BEGIN Dataset extract
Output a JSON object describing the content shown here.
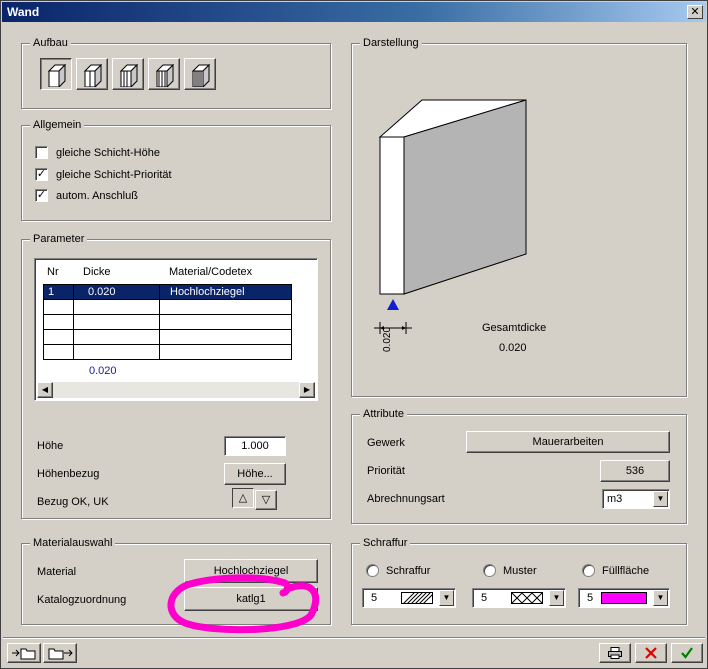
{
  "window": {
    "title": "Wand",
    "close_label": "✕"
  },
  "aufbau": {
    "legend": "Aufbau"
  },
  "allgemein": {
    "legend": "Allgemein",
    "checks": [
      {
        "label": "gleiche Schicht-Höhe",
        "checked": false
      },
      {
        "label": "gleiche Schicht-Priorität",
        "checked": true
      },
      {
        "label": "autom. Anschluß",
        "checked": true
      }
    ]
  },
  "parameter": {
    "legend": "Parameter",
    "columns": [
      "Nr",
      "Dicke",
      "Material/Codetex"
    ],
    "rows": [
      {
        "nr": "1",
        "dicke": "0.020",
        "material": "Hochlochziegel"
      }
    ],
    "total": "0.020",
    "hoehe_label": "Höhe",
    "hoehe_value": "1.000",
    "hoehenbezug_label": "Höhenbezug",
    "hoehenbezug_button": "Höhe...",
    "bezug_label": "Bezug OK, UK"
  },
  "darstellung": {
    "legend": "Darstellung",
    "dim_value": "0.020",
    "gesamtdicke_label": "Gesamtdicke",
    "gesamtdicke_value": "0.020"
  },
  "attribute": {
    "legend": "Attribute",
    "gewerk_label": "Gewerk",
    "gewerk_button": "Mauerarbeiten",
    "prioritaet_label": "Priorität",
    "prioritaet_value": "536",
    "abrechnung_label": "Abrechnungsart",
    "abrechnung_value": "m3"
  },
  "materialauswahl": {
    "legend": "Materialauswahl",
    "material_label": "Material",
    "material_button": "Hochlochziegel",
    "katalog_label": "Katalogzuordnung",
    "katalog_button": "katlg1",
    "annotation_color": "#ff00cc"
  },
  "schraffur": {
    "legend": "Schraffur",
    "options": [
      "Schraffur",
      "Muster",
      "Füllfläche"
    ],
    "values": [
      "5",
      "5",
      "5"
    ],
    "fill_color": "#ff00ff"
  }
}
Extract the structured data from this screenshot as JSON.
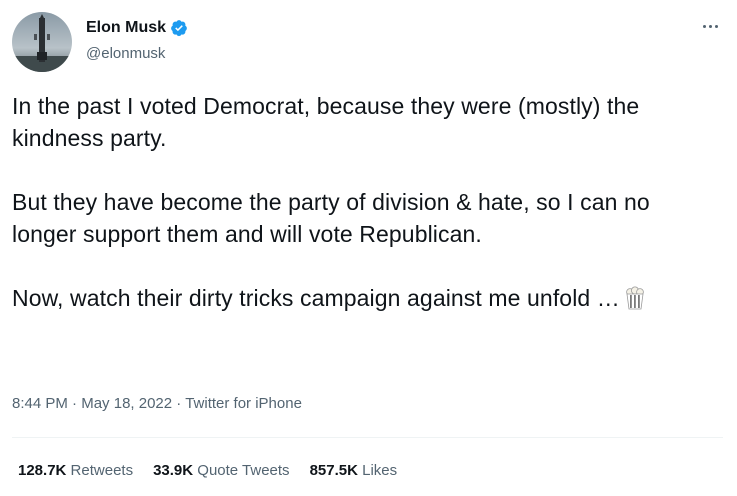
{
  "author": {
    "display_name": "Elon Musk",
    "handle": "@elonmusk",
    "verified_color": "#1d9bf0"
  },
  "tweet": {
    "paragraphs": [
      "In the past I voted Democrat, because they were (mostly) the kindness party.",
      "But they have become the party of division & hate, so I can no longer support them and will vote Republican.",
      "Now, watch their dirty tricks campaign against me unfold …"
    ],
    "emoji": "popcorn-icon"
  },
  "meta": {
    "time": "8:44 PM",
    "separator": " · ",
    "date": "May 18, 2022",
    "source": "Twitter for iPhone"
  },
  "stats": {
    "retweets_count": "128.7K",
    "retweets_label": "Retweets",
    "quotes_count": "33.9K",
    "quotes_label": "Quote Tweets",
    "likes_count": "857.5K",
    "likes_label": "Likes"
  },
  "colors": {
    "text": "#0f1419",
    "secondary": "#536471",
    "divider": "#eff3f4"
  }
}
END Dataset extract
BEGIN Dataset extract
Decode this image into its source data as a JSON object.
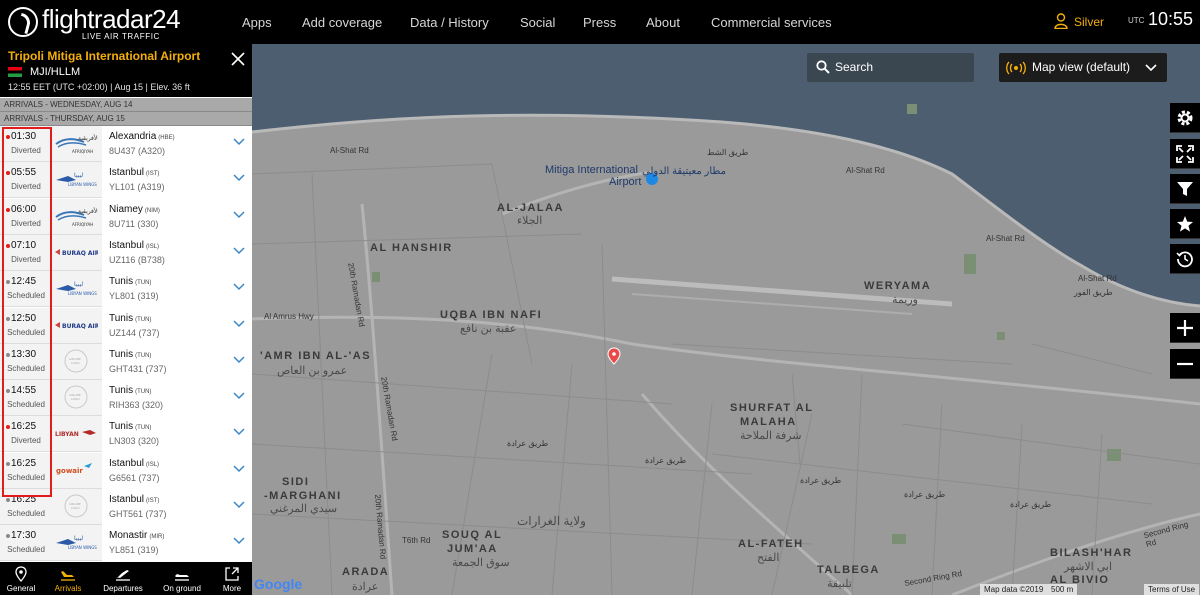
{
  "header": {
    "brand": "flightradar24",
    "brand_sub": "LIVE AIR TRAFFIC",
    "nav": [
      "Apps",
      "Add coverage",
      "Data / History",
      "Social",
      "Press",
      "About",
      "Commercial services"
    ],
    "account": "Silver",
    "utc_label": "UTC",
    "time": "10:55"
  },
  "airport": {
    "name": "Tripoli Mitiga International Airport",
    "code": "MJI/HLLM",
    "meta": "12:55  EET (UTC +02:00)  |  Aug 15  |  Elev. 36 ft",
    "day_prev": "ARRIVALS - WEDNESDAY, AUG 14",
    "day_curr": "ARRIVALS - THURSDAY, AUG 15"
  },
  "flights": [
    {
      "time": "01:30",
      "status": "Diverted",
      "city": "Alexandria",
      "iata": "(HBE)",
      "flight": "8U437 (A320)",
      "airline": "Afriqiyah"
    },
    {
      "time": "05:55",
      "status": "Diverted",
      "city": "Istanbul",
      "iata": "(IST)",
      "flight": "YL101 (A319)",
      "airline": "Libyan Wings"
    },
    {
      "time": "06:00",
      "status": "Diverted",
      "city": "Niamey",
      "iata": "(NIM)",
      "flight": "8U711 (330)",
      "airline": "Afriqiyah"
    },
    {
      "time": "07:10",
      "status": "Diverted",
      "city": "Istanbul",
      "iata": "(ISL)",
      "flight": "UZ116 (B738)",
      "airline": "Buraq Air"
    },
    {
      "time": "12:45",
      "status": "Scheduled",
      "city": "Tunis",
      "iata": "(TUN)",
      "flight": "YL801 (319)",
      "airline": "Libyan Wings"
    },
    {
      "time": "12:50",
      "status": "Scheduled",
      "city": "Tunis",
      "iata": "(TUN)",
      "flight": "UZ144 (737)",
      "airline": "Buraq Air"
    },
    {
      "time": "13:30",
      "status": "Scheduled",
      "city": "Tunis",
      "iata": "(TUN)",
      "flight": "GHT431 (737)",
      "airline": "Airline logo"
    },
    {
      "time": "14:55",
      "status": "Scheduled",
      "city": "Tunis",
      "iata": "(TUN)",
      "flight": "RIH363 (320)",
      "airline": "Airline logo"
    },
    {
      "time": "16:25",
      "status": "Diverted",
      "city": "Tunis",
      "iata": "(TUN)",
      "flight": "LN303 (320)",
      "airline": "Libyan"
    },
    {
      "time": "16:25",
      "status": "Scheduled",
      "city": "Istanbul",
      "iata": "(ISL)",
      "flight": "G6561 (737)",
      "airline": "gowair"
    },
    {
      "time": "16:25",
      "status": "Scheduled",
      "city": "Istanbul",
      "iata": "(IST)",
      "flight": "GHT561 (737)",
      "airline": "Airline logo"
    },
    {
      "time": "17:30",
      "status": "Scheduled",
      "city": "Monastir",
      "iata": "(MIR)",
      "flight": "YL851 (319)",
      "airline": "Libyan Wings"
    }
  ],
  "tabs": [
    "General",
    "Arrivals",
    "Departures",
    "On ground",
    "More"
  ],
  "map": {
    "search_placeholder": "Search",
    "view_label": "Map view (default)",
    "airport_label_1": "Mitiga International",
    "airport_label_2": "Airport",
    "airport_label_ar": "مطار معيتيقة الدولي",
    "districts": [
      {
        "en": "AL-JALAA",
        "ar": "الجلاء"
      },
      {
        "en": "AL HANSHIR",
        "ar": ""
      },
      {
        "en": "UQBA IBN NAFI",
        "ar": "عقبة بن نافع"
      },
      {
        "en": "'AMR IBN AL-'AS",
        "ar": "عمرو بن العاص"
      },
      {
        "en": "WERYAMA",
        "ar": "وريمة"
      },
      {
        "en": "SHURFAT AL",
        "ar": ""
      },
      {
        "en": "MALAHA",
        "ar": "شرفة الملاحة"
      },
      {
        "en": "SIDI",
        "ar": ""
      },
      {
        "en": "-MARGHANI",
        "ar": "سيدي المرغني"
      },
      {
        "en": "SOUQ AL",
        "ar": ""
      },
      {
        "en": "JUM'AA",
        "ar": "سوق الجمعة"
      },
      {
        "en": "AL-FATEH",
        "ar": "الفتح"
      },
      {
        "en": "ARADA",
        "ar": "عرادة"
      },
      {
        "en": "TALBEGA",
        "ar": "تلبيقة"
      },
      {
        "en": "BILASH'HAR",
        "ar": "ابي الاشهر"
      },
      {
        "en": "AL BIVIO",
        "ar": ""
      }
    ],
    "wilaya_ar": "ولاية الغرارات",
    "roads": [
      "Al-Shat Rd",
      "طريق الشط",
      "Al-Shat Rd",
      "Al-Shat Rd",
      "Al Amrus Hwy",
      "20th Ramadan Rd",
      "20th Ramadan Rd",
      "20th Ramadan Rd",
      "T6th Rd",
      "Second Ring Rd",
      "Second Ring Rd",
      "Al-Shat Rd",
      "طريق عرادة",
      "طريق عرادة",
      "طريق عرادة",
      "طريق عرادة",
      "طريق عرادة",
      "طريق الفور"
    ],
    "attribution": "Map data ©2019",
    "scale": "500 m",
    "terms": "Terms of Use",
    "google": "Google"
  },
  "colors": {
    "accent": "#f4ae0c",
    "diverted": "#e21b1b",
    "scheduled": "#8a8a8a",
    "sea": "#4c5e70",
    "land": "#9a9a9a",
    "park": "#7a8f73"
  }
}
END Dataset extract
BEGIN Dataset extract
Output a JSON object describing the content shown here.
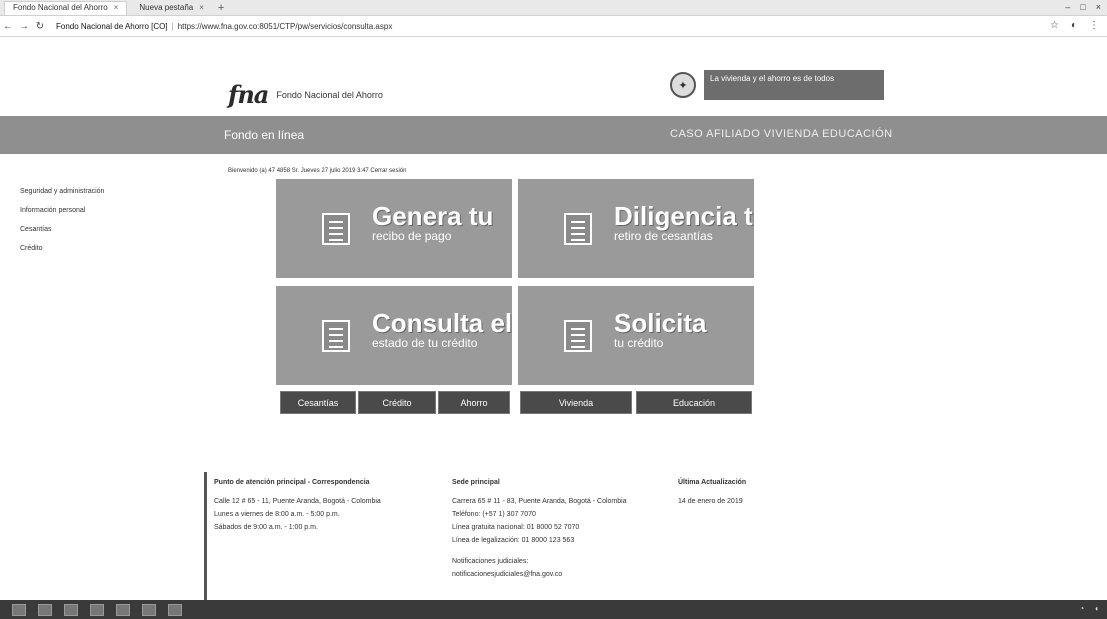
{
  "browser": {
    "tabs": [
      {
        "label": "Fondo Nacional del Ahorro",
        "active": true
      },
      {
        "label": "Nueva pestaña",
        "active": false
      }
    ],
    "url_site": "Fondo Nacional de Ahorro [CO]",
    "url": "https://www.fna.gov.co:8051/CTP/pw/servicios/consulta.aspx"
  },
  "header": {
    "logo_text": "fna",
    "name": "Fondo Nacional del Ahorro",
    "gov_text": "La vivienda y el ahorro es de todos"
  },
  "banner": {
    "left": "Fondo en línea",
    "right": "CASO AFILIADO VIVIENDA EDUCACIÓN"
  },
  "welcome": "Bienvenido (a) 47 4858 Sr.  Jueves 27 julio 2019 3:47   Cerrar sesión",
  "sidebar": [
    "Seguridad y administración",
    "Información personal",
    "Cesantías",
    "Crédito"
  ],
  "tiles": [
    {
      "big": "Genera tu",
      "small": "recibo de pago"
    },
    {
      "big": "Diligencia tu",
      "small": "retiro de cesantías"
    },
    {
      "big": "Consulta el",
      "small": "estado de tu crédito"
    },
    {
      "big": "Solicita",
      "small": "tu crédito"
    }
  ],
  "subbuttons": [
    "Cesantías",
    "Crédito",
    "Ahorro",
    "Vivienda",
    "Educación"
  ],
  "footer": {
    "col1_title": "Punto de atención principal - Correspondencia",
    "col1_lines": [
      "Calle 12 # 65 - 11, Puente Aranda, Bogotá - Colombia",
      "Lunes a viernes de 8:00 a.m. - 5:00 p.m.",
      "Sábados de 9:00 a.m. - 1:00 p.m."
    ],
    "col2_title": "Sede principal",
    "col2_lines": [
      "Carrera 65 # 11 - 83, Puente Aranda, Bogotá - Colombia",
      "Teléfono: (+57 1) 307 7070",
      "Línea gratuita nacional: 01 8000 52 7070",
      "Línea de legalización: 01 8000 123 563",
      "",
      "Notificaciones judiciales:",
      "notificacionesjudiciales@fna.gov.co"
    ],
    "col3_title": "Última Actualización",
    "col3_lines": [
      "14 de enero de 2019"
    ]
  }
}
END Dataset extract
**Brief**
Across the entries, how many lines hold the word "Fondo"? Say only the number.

**Response to this task**
4